On appeal Williams maintains that the federal district court erred in not granting injunctive relief in that it was constitutional error for the state trial judge to deny Williams access to the state court. Petitioner asserts that he alleged the denial of a fundamental right in the state court, to wit, the right to adequate and effective assistance of counsel on appeal. He also alleges the state court cannot deprive him of access to the courts because of his indigency.

The grounds of petitioner's appeal are not clear. First, petitioner is incorrect if he seeks to have this court review whether he stated a proper cause of action in his state court suit against Motley. We do not have jurisdiction to pass on the merits of a claim which was dismissed by the state court or to determine whether a state trial court erred in dismissing a claim for failing to state a cause of action. This is true even though the second state suit against Motley was based on the federal civil rights statutes under sections 1983 and 1985. Federal courts are not courts of review even for federal claims asserted in a state court proceeding. In fact this court must give full faith and credit to the state court judgment. 28 U.S.C. § 1738 (1982); compare University of Tennessee v. Elliott, 478 U.S. 788, 106 S. Ct. 3220, 92 L. Ed. 2d 635 (1986).
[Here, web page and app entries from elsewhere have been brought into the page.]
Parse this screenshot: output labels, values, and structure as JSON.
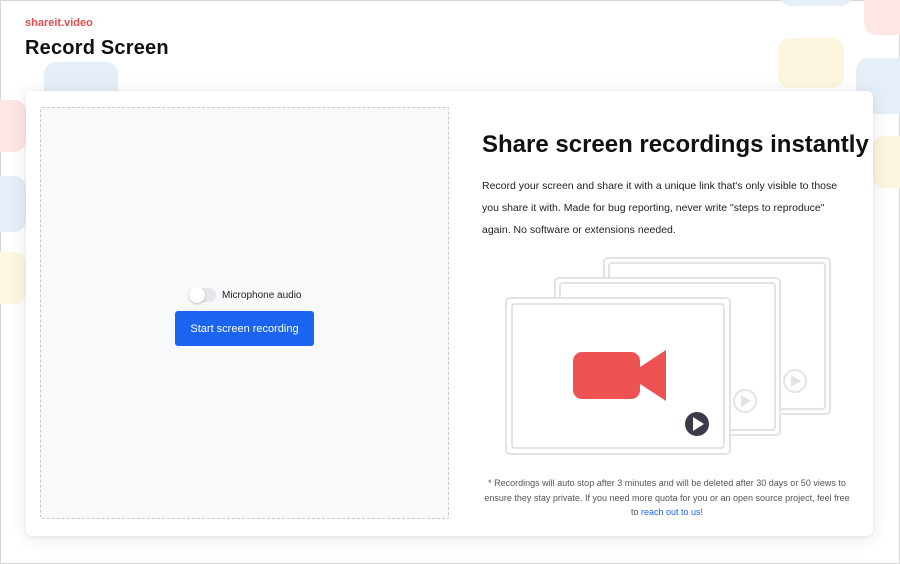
{
  "brand": "shareit.video",
  "page_title": "Record Screen",
  "recorder": {
    "mic_label": "Microphone audio",
    "mic_enabled": false,
    "start_button_label": "Start screen recording"
  },
  "info": {
    "headline": "Share screen recordings instantly",
    "description": "Record your screen and share it with a unique link that's only visible to those you share it with. Made for bug reporting, never write \"steps to reproduce\" again. No software or extensions needed.",
    "footnote_text": "* Recordings will auto stop after 3 minutes and will be deleted after 30 days or 50 views to ensure they stay private. If you need more quota for you or an open source project, feel free to ",
    "footnote_link": "reach out to us",
    "footnote_end": "!"
  },
  "colors": {
    "brand": "#e24c4c",
    "primary": "#1a64f0",
    "camera": "#ee5253",
    "play": "#3a3a4a"
  }
}
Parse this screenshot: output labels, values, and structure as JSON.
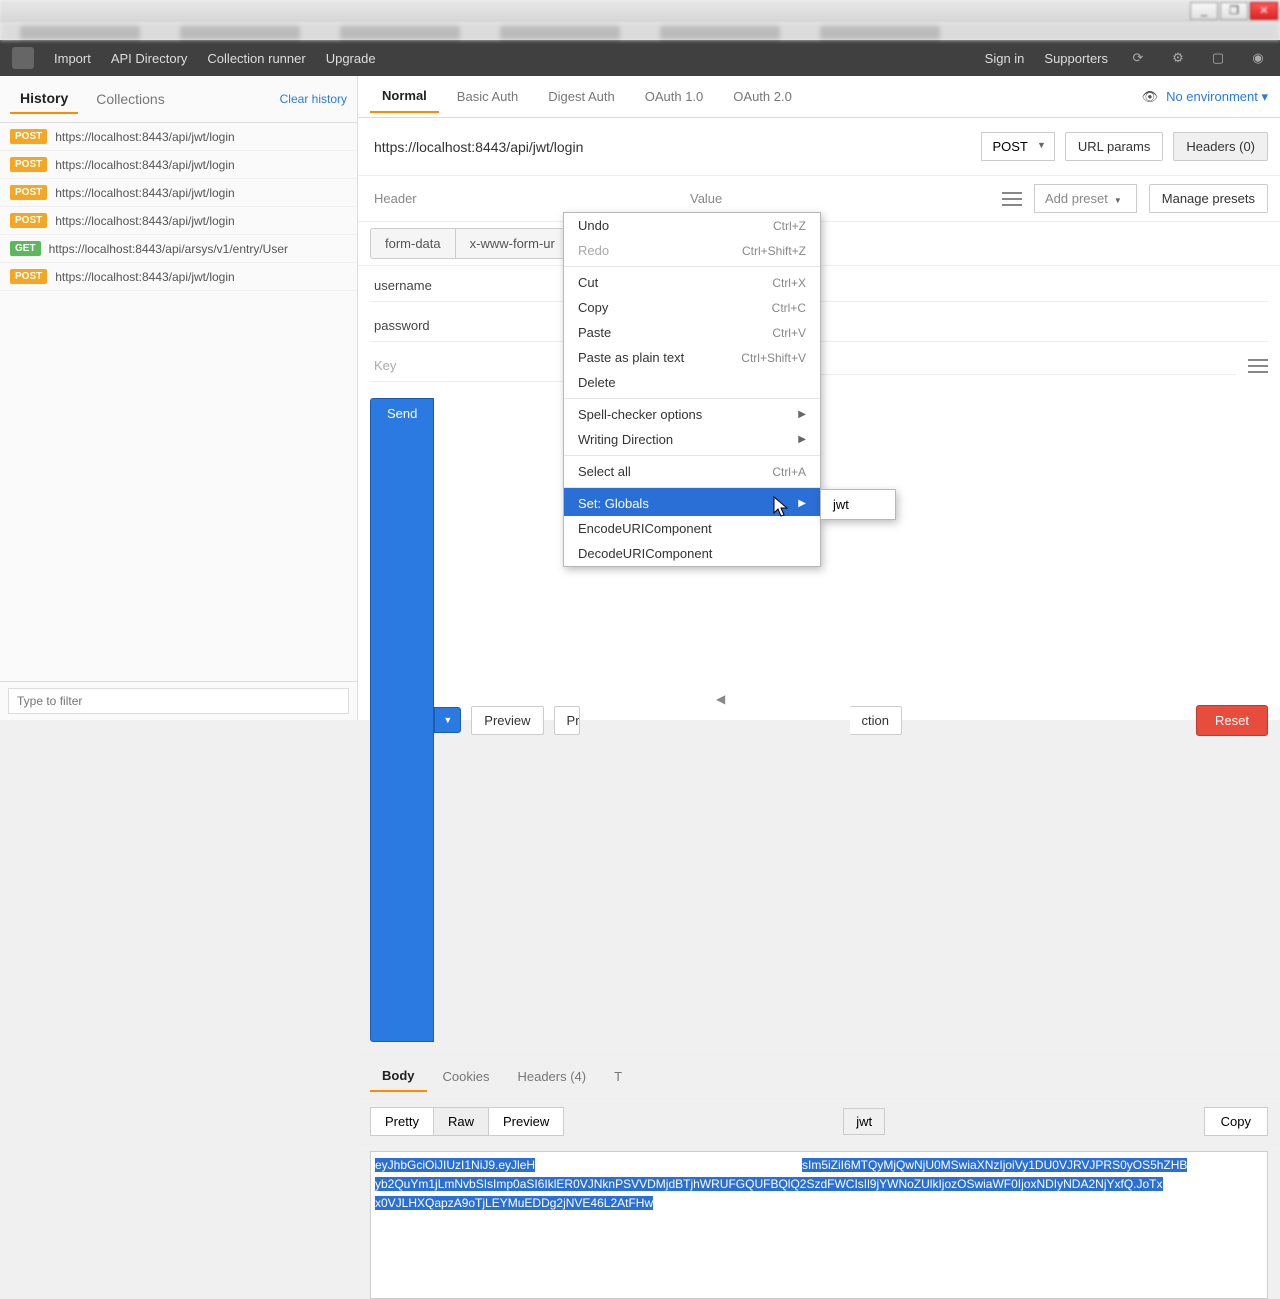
{
  "window": {
    "min": "_",
    "max": "❐",
    "close": "✕"
  },
  "topbar": {
    "import": "Import",
    "apidir": "API Directory",
    "runner": "Collection runner",
    "upgrade": "Upgrade",
    "signin": "Sign in",
    "supporters": "Supporters"
  },
  "sidebar": {
    "tabs": {
      "history": "History",
      "collections": "Collections"
    },
    "clear": "Clear history",
    "items": [
      {
        "method": "POST",
        "url": "https://localhost:8443/api/jwt/login"
      },
      {
        "method": "POST",
        "url": "https://localhost:8443/api/jwt/login"
      },
      {
        "method": "POST",
        "url": "https://localhost:8443/api/jwt/login"
      },
      {
        "method": "POST",
        "url": "https://localhost:8443/api/jwt/login"
      },
      {
        "method": "GET",
        "url": "https://localhost:8443/api/arsys/v1/entry/User"
      },
      {
        "method": "POST",
        "url": "https://localhost:8443/api/jwt/login"
      }
    ],
    "filter_placeholder": "Type to filter"
  },
  "request": {
    "tabs": [
      "Normal",
      "Basic Auth",
      "Digest Auth",
      "OAuth 1.0",
      "OAuth 2.0"
    ],
    "env_label": "No environment",
    "url": "https://localhost:8443/api/jwt/login",
    "method": "POST",
    "url_params_btn": "URL params",
    "headers_btn": "Headers (0)",
    "header_col": "Header",
    "value_col": "Value",
    "add_preset": "Add preset",
    "manage_presets": "Manage presets",
    "bodytypes": [
      "form-data",
      "x-www-form-ur"
    ],
    "fields": [
      {
        "k": "username",
        "v": ""
      },
      {
        "k": "password",
        "v": ""
      }
    ],
    "key_ph": "Key",
    "send": "Send",
    "preview": "Preview",
    "pr": "Pr",
    "ction": "ction",
    "reset": "Reset"
  },
  "response": {
    "tabs": [
      "Body",
      "Cookies",
      "Headers (4)",
      "T"
    ],
    "views": [
      "Pretty",
      "Raw",
      "Preview"
    ],
    "jwt": "jwt",
    "copy": "Copy",
    "body_left": "eyJhbGciOiJIUzI1NiJ9.eyJleH",
    "body_right": "sIm5iZiI6MTQyMjQwNjU0MSwiaXNzIjoiVy1DU0VJRVJPRS0yOS5hZHB",
    "body_line2": "yb2QuYm1jLmNvbSIsImp0aSI6IklER0VJNknPSVVDMjdBTjhWRUFGQUFBQlQ2SzdFWCIsIl9jYWNoZUlkIjozOSwiaWF0IjoxNDIyNDA2NjYxfQ.JoTx",
    "body_line3": "x0VJLHXQapzA9oTjLEYMuEDDg2jNVE46L2AtFHw"
  },
  "ctx": {
    "undo": {
      "t": "Undo",
      "sc": "Ctrl+Z"
    },
    "redo": {
      "t": "Redo",
      "sc": "Ctrl+Shift+Z"
    },
    "cut": {
      "t": "Cut",
      "sc": "Ctrl+X"
    },
    "copy": {
      "t": "Copy",
      "sc": "Ctrl+C"
    },
    "paste": {
      "t": "Paste",
      "sc": "Ctrl+V"
    },
    "pasteplain": {
      "t": "Paste as plain text",
      "sc": "Ctrl+Shift+V"
    },
    "delete": {
      "t": "Delete"
    },
    "spell": {
      "t": "Spell-checker options"
    },
    "writedir": {
      "t": "Writing Direction"
    },
    "selectall": {
      "t": "Select all",
      "sc": "Ctrl+A"
    },
    "setglobals": {
      "t": "Set: Globals"
    },
    "encode": {
      "t": "EncodeURIComponent"
    },
    "decode": {
      "t": "DecodeURIComponent"
    }
  },
  "submenu": {
    "jwt": "jwt"
  }
}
Second, Williams seemingly asserts that the state trial court erred in dismissing his claim without his paying a filing fee because he was indigent. We disagree. Under Mo.Rev.Stat. Sec. 514.040 (1978), the State of Missouri gives the state trial court discretion to deny leave to proceed in forma pauperis where the State's interest is in not allowing legally frivolous or malicious litigation to proceed in its courts.1  See State ex. rel. Coats v. Lewis, 689 S.W.2d 800 (Mo.App.1985). This interest is constitutionally paramount to any interest of a plaintiff in pursuing legally frivolous or malicious litigation. See 28 U.S.C. § 1915 (1982); Cameron v. Fogarty, 705 F.2d 676 (2d Cir. 1983); Martin-Trigona v. Stewart, 691 F.2d 856 (8th Cir. 1982); Hogan v. Midland County Com'rs Court, 680 F.2d 1101 (5th Cir. 1982). An in forma pauperis litigant's access to the courts is a matter of privilege, not of right, and should not be used to abuse the process of the courts. Startti v. United States, 415 F.2d 1115 (5th Cir. 1969); cf. Wiggins v. Sargent, 753 F.2d 663, 668 (8th Cir. 1985).2 

After examining the second complaint filed by Williams, Judge McKenzie properly determined that the lawsuit was facially frivolous and that Williams was attempting to abuse the process of the courts. Under section 514.040 the trial court acted within its discretion and no constitutional error may be asserted.

The judgment of the district court is affirmed.

 1

Mo.Rev.Stat. Sec. 514.040 (1978) provides in pertinent part:

If any court shall, before or after the commencement of any suit pending before it, be satisfied that the plaintiff is a poor person, and unable to prosecute his or her suit, and pay the costs and expenses thereof, such court may, in its discretion, permit him or her to commence and prosecute his or her action as a poor person, and thereupon such poor person shall have all necessary process and proceedings as in other cases, without fees, tax or charge; and the court may assign to such person counsel, who, as well as all other officers of the court, shall perform their duties in such suit without fee or reward; but if judgment is entered for the plaintiff, costs shall be recovered, which shall be collected for the use of the officers of the court.

 2

It would be helpful in future cases where a state judicial officer denies an indigent a certificate to proceed in forma pauperis because the court deems the suit to be legally frivolous to specifically state the grounds upon which the certification is denied

If the grounds for denial of the certificate had been set forth in the original order by the state court, the matter would not have required two federal appeals. The bare record on the first appeal to this court provided an inference that the state court was unconstitutionally denying the petitioner to proceed as an indigent.